Ultimately, the decision is up to you regarding which opinion you trust and statistics you deem more important. We’ve got a great selection of analysts here at FantasyPros covering rookie prospects, and while you will ultimately form your own opinion one way or another, gathering advice from multiple experts will keep you well-informed and prepared come draft day.
Take a Look at NFL Mock Drafts
While draft day is unpredictable in itself, mock drafts are an important tool at your disposal. They will help you not only determine which teams need to pick up a skill position player, but also when they could possibly be drafted.
Again, this feature is more to help you identify landing spots for incoming rookies and determine if you like the fit. I’ve seen the Denver Broncos and Philadelphia Eagles projected to take a Round 1 receiver in multiple mock drafts; the breakdowns and analyses will help you visualize what player could potentially end up with a receiver-needy team and determine if the situation is beneficial for their fantasy prospects.
Having an idea of how many running backs, wide receivers, and quarterbacks will go on Day 1 or Day 2 of the draft will give you insight into how much capital NFL franchises will invest in these skill positions. If there’s a greater investment, there will likely be greater usage and commitment early on. You should stay informed by looking at mock drafts as your draft approaches, and you should familiarize yourself with who is most likely to draft a running back or wide receiver.
Set your Draft at the Perfect Time
Whether you are the commissioner of your dynasty league or just an active participant, you need to ensure that the rookie draft takes place at an appropriate time of the year. The rookie draft is the biggest event that occurs in the offseason for veteran dynasty leagues, so the timing has to be perfect.
You want to ensure enough time has passed after the NFL Draft. Depending on how deep your rookie draft runs, you could be selecting 60 total players. You need to allow time for undrafted free agents to be signed and potential veteran cuts to be made. Also, most draft pick trading will happen after we know the players’ landing spots, so you want to leave that trading window open for a sufficient amount of time.
You should also consider drafting before either rookie minicamp or training camp begins. While watching these players perform in the preseason will give your league increased data, it takes a lot of strategy out of the draft. You shouldn’t let injuries that occur in training camp or depth chart movement affect your rookie draft; it’s smarter to base the draft on hypothetical fit, not actual production. Two or three weeks after the NFL Draft is the perfect time to start your rookie draft.
Do a Dynasty Mock Draft (with Veterans & Rookies and Only Rookies)
No matter what league you are in, how far away your draft is, or your level of confidence in your scouting skills, I will always advise doing multiple mock drafts. Getting an idea of how the consensus opinion aligns with your own expectations and simulating tough decisions is great practice for when the moment finally comes.

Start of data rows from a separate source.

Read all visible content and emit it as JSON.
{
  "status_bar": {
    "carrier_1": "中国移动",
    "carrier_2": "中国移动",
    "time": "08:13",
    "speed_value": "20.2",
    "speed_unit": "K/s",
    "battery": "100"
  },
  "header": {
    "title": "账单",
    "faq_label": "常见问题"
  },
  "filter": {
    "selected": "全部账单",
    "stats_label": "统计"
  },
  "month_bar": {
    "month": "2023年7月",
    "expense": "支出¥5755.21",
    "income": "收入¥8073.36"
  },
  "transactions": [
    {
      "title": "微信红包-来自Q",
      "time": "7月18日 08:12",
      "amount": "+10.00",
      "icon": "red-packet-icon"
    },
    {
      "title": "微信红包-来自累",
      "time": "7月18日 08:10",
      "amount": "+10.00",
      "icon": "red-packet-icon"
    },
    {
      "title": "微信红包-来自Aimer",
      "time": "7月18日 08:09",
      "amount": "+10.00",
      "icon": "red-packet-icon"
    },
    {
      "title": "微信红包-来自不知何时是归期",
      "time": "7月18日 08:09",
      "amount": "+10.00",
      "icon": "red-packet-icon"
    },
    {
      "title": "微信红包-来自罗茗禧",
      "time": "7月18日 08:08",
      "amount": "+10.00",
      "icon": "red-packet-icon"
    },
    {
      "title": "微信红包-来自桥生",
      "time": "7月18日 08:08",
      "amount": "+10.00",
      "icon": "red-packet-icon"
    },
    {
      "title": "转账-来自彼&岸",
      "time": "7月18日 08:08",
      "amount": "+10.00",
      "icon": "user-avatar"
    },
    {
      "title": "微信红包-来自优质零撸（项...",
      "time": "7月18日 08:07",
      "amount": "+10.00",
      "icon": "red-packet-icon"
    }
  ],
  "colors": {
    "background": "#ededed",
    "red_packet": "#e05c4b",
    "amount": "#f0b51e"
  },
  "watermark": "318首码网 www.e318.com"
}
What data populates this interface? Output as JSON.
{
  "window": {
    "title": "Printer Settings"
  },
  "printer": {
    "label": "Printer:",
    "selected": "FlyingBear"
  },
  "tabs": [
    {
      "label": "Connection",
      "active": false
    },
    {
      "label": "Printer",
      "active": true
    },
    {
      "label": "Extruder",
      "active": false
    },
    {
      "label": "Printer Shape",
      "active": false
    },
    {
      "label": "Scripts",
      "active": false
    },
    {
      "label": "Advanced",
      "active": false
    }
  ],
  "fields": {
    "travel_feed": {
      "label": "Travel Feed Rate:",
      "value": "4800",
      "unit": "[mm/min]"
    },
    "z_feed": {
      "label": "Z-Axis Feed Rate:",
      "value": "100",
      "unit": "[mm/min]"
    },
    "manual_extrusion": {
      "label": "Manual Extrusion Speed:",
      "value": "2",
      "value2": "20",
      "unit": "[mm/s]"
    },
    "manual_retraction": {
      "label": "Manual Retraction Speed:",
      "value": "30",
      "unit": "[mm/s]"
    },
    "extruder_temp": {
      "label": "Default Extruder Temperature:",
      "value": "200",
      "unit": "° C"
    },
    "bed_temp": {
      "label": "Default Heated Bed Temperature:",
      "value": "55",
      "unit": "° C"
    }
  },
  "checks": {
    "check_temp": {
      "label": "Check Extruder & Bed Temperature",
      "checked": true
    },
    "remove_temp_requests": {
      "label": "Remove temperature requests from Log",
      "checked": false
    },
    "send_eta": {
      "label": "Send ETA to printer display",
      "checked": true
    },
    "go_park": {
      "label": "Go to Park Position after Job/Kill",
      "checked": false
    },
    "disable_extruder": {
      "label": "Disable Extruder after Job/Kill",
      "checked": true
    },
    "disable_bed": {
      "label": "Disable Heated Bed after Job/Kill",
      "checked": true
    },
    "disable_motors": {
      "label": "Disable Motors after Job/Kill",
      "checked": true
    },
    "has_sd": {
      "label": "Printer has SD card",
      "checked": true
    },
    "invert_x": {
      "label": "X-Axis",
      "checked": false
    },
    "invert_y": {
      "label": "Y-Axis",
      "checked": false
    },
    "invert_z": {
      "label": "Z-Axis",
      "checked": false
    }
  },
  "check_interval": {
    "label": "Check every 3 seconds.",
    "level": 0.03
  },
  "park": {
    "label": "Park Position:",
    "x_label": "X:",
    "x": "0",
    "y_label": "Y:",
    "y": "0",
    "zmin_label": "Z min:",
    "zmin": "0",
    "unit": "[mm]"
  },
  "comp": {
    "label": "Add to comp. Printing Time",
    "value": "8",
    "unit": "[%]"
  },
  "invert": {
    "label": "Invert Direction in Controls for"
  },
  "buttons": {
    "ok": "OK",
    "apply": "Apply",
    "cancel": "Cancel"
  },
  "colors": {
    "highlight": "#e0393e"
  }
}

I would do a few rookie-only mock drafts before and after the NFL Draft takes place. This way, you develop an expectation of the hierarchy of rookie talent and how that changes post-draft. You can experiment with different scenarios, such as what happens if you draft a quarterback with the 1.01 or take the best skill position player available.
Even if you are already in a long-standing dynasty league, I would run a startup mock draft with rookies and veterans. This should give you a steady indication of how much your pick is actually worth and how closely valued an incoming rookie is to a current veteran. You will get a sense of the expected trade compensation for your rookie picks and whether or not you can take advantage of peoples’ overvaluation of draft choices. The FantasyPros DraftWizard is an excellent resource for performing both types of mock drafts and running different simulations.